# Exercise brief
Exact copy without images: repeat every entry as written.

# Material shown
++++++++

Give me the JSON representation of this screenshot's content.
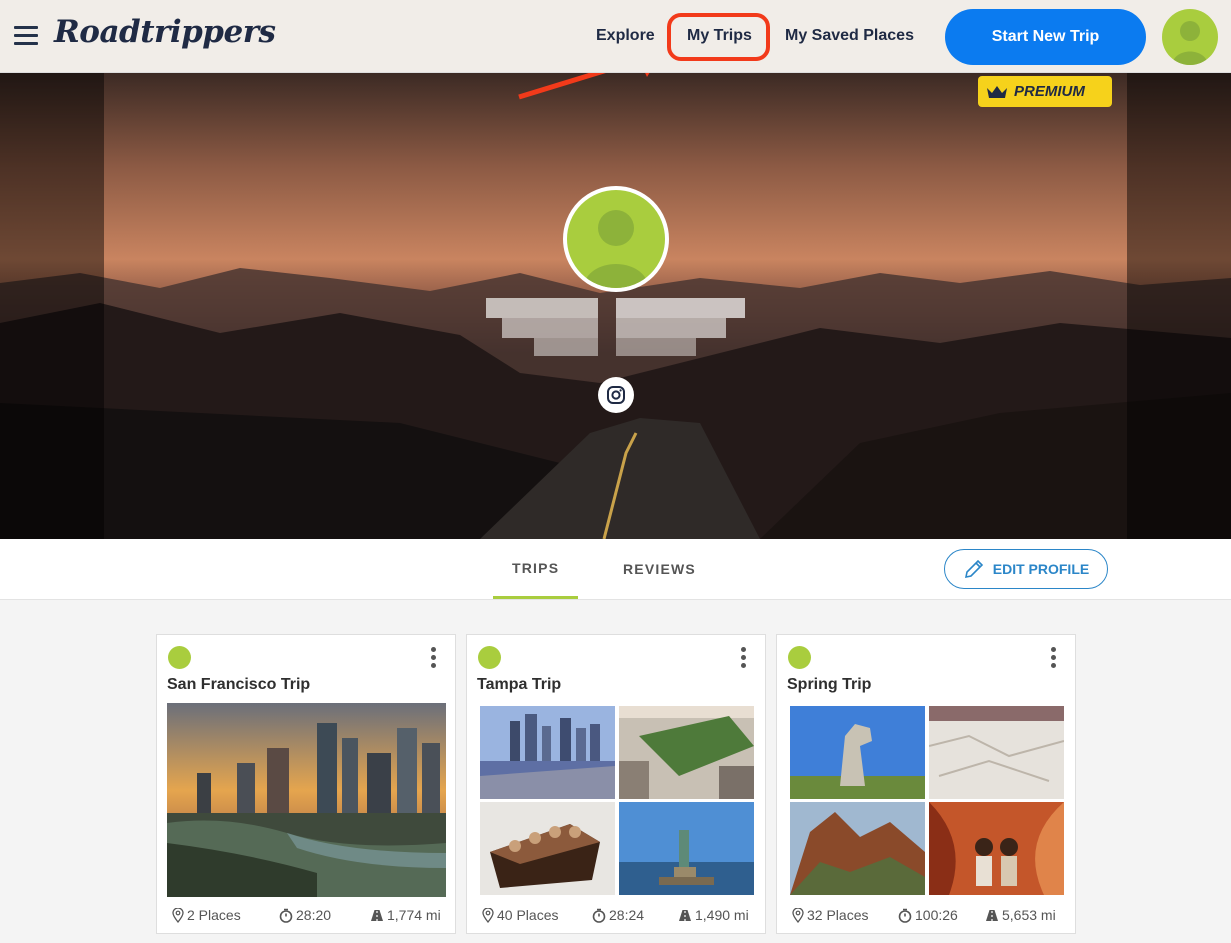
{
  "header": {
    "logo": "Roadtrippers",
    "nav": {
      "explore": "Explore",
      "my_trips": "My Trips",
      "saved": "My Saved Places"
    },
    "start_button": "Start New Trip"
  },
  "hero": {
    "premium_label": "PREMIUM"
  },
  "tabs": {
    "trips": "TRIPS",
    "reviews": "REVIEWS",
    "edit_profile": "EDIT PROFILE"
  },
  "trips": [
    {
      "title": "San Francisco Trip",
      "places": "2 Places",
      "time": "28:20",
      "distance": "1,774 mi"
    },
    {
      "title": "Tampa Trip",
      "places": "40 Places",
      "time": "28:24",
      "distance": "1,490 mi"
    },
    {
      "title": "Spring Trip",
      "places": "32 Places",
      "time": "100:26",
      "distance": "5,653 mi"
    }
  ],
  "colors": {
    "accent": "#0b7bf0",
    "brand_green": "#a9cd3e",
    "annotation_red": "#f23a1a",
    "premium_yellow": "#f6d21b"
  },
  "icons": [
    "menu-icon",
    "person-icon",
    "crown-icon",
    "instagram-icon",
    "pencil-icon",
    "kebab-icon",
    "pin-icon",
    "timer-icon",
    "road-icon"
  ]
}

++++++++

# Result of the task
Give me the JSON representation of this screenshot's content.
{
  "header": {
    "logo": "Roadtrippers",
    "nav": {
      "explore": "Explore",
      "my_trips": "My Trips",
      "saved": "My Saved Places"
    },
    "start_button": "Start New Trip"
  },
  "hero": {
    "premium_label": "PREMIUM"
  },
  "tabs": {
    "trips": "TRIPS",
    "reviews": "REVIEWS",
    "edit_profile": "EDIT PROFILE"
  },
  "trips": [
    {
      "title": "San Francisco Trip",
      "places": "2 Places",
      "time": "28:20",
      "distance": "1,774 mi"
    },
    {
      "title": "Tampa Trip",
      "places": "40 Places",
      "time": "28:24",
      "distance": "1,490 mi"
    },
    {
      "title": "Spring Trip",
      "places": "32 Places",
      "time": "100:26",
      "distance": "5,653 mi"
    }
  ],
  "colors": {
    "accent": "#0b7bf0",
    "brand_green": "#a9cd3e",
    "annotation_red": "#f23a1a",
    "premium_yellow": "#f6d21b"
  },
  "icons": [
    "menu-icon",
    "person-icon",
    "crown-icon",
    "instagram-icon",
    "pencil-icon",
    "kebab-icon",
    "pin-icon",
    "timer-icon",
    "road-icon"
  ]
}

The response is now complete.